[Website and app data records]

= = = = = = =

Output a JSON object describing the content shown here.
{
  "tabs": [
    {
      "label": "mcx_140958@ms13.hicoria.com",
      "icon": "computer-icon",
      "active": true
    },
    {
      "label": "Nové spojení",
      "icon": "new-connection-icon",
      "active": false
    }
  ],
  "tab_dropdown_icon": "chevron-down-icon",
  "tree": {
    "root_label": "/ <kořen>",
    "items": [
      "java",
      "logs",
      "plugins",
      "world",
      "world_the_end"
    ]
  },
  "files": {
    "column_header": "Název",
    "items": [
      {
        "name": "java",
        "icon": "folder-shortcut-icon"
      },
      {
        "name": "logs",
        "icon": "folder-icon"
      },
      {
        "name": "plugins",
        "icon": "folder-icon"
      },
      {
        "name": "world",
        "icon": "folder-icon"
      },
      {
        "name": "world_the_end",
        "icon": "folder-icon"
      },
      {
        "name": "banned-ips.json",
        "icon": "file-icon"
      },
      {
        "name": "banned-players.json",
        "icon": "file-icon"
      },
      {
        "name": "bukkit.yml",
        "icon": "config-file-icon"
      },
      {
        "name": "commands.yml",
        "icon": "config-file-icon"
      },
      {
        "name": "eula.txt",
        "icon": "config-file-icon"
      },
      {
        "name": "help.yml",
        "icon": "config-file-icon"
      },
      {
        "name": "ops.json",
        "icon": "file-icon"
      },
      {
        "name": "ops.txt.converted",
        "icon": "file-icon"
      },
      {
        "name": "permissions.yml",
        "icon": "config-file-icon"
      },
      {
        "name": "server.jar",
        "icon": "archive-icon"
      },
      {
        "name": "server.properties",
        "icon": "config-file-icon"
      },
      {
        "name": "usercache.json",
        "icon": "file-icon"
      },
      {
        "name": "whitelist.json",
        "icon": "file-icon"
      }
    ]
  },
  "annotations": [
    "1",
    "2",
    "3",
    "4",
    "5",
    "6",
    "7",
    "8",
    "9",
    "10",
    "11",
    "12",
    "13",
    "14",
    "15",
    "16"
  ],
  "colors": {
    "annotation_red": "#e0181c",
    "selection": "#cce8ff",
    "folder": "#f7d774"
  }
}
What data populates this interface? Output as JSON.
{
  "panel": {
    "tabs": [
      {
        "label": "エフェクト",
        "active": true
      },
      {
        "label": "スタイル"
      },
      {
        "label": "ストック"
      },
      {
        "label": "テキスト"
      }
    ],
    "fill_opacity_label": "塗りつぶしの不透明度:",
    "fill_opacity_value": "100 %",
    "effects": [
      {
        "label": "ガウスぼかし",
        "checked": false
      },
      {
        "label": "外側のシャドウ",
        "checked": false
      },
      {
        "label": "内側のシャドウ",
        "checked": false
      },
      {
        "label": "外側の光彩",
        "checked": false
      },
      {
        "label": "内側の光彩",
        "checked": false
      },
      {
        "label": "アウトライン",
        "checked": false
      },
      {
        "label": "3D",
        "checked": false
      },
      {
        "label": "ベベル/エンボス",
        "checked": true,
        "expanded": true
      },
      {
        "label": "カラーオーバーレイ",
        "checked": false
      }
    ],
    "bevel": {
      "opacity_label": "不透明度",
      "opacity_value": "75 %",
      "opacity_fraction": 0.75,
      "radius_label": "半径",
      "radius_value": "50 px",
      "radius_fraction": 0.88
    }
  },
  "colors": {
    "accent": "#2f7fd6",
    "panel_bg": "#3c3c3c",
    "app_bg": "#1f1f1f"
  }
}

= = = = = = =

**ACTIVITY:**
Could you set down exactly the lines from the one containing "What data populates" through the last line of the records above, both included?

**RESPONSE:**
What data populates this interface? Output as JSON.
{
  "panel": {
    "tabs": [
      {
        "label": "エフェクト",
        "active": true
      },
      {
        "label": "スタイル"
      },
      {
        "label": "ストック"
      },
      {
        "label": "テキスト"
      }
    ],
    "fill_opacity_label": "塗りつぶしの不透明度:",
    "fill_opacity_value": "100 %",
    "effects": [
      {
        "label": "ガウスぼかし",
        "checked": false
      },
      {
        "label": "外側のシャドウ",
        "checked": false
      },
      {
        "label": "内側のシャドウ",
        "checked": false
      },
      {
        "label": "外側の光彩",
        "checked": false
      },
      {
        "label": "内側の光彩",
        "checked": false
      },
      {
        "label": "アウトライン",
        "checked": false
      },
      {
        "label": "3D",
        "checked": false
      },
      {
        "label": "ベベル/エンボス",
        "checked": true,
        "expanded": true
      },
      {
        "label": "カラーオーバーレイ",
        "checked": false
      }
    ],
    "bevel": {
      "opacity_label": "不透明度",
      "opacity_value": "75 %",
      "opacity_fraction": 0.75,
      "radius_label": "半径",
      "radius_value": "50 px",
      "radius_fraction": 0.88
    }
  },
  "colors": {
    "accent": "#2f7fd6",
    "panel_bg": "#3c3c3c",
    "app_bg": "#1f1f1f"
  }
}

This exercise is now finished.